The meeting's leak sparked an internal investigation, and the sacking of Defence Secretary Gavin Williamson, who was blamed for telling a reporter about the meeting. Williamson denies the allegation, and "swore on his children's lives" that it was neither him nor his staff.

But the sacking did not stop the mounting controversy surrounding Huawei's British ties.

This week, neoconservative British foreign policy think tank the Henry Jackson Society released a report titled Defending our Data: Huawei, 5G and the Five Eyes. Co-written by Conservative Member of Parliament Bob Seely, and with a foreword by the former Chief of MI6, Sir Richard Dearlove, the report paints a damning picture.

The report questions Huawei's ownership structure and motives, and claims that in practice, it will not be relegated to non-core infrastructure if the 5G rollout goes ahead.

In response to the report, a Huawei spokesperson told DCD: “This report is long on politically motivated insinuation but short on fact. It fundamentally misunderstands the nature of modern China, global technology markets and of 5G. The isolationist approach they recommend may support an America first trade agenda but it’s hard to see how it’s in UK’s national interest.

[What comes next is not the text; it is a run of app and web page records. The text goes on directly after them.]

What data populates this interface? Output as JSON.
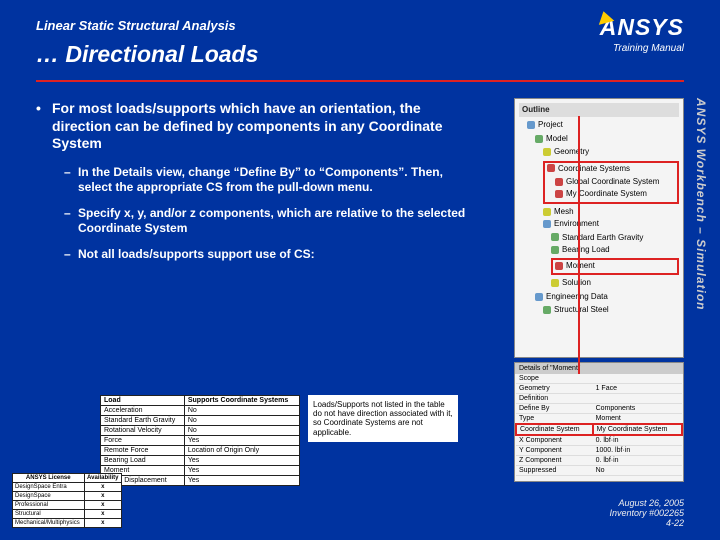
{
  "header": {
    "supertitle": "Linear Static Structural Analysis",
    "title": "… Directional Loads",
    "logo_main": "ANSYS",
    "logo_sub": "Training Manual"
  },
  "sidetext": "ANSYS Workbench – Simulation",
  "bullets": {
    "main": "For most loads/supports which have an orientation, the direction can be defined by components in any Coordinate System",
    "sub": [
      "In the Details view, change “Define By” to “Components”.  Then, select the appropriate CS from the pull-down menu.",
      "Specify x, y, and/or z components, which are relative to the selected Coordinate System",
      "Not all loads/supports support use of CS:"
    ]
  },
  "tree": {
    "header": "Outline",
    "root": "Project",
    "model": "Model",
    "geometry": "Geometry",
    "cs_group": "Coordinate Systems",
    "cs_items": [
      "Global Coordinate System",
      "My Coordinate System"
    ],
    "mesh": "Mesh",
    "env": "Environment",
    "env_items": [
      "Standard Earth Gravity",
      "Bearing Load",
      "Moment",
      "Solution"
    ],
    "eng": "Engineering Data",
    "eng_item": "Structural Steel"
  },
  "details": {
    "header": "Details of \"Moment\"",
    "rows": [
      [
        "Scope",
        ""
      ],
      [
        "Geometry",
        "1 Face"
      ],
      [
        "Definition",
        ""
      ],
      [
        "Define By",
        "Components"
      ],
      [
        "Type",
        "Moment"
      ],
      [
        "Coordinate System",
        "My Coordinate System"
      ],
      [
        "X Component",
        "0. lbf·in"
      ],
      [
        "Y Component",
        "1000. lbf·in"
      ],
      [
        "Z Component",
        "0. lbf·in"
      ],
      [
        "Suppressed",
        "No"
      ]
    ]
  },
  "support_table": {
    "headers": [
      "Load",
      "Supports Coordinate Systems"
    ],
    "rows": [
      [
        "Acceleration",
        "No"
      ],
      [
        "Standard Earth Gravity",
        "No"
      ],
      [
        "Rotational Velocity",
        "No"
      ],
      [
        "Force",
        "Yes"
      ],
      [
        "Remote Force",
        "Location of Origin Only"
      ],
      [
        "Bearing Load",
        "Yes"
      ],
      [
        "Moment",
        "Yes"
      ],
      [
        "Given Displacement",
        "Yes"
      ]
    ]
  },
  "lic_table": {
    "headers": [
      "ANSYS License",
      "Availability"
    ],
    "rows": [
      [
        "DesignSpace Entra",
        "x"
      ],
      [
        "DesignSpace",
        "x"
      ],
      [
        "Professional",
        "x"
      ],
      [
        "Structural",
        "x"
      ],
      [
        "Mechanical/Multiphysics",
        "x"
      ]
    ]
  },
  "note": "Loads/Supports not listed in the table do not have direction associated with it, so Coordinate Systems are not applicable.",
  "footer": {
    "date": "August 26, 2005",
    "inv": "Inventory #002265",
    "page": "4-22"
  }
}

"We are an independent, employee-owned company which does not take instructions from the Chinese government. In 32 years, there have been no significant cyber security issues with our equipment. We hope and expect that any decision on Huawei’s participation in Britain’s build-out of 5G networks will be based on solid evidence, rather than on unfounded speculation and groundless accusations.”

On a visit to London, company chairman Liang Hua said: “We are willing to sign a no-spy agreement with the UK government. No spying, no back doors.” This week, the senior news editor for British news organization Sky, Paul Harrison, said Huawei had appointed him to a senior communications role at the company, as it tries to quash the spy allegations. It also employs the UK government's former CIO, John Suffolk.

Elsewhere in Europe, De Volkskrant reported today that the Dutch intelligence service is investigating whether Huawei is involved in espionage for the Chinese state in the Netherlands.

Huawei denies its involvement in state spying, and earlier this year fired an employee based in Poland who was arrested over accusations of spying.

Chairman Ken Hu said last year: "If you have proof and evidence, it should be made public, maybe not to the general public, not to Huawei. But at the very least, it should be made known to telecom operators, because it's telecom operators who are going to buy from Huawei.

"So the question I want to ask is for a company with a $100 billion in revenue, with businesses in 170 countries, with the fact that we’ve provided leading products to most telecom operators around the world, we serve hundreds of Fortune 500 companies, we also serve hundreds of millions of consumers around the world – you say Huawei is a cybersecurity risk without any proof. On what grounds?"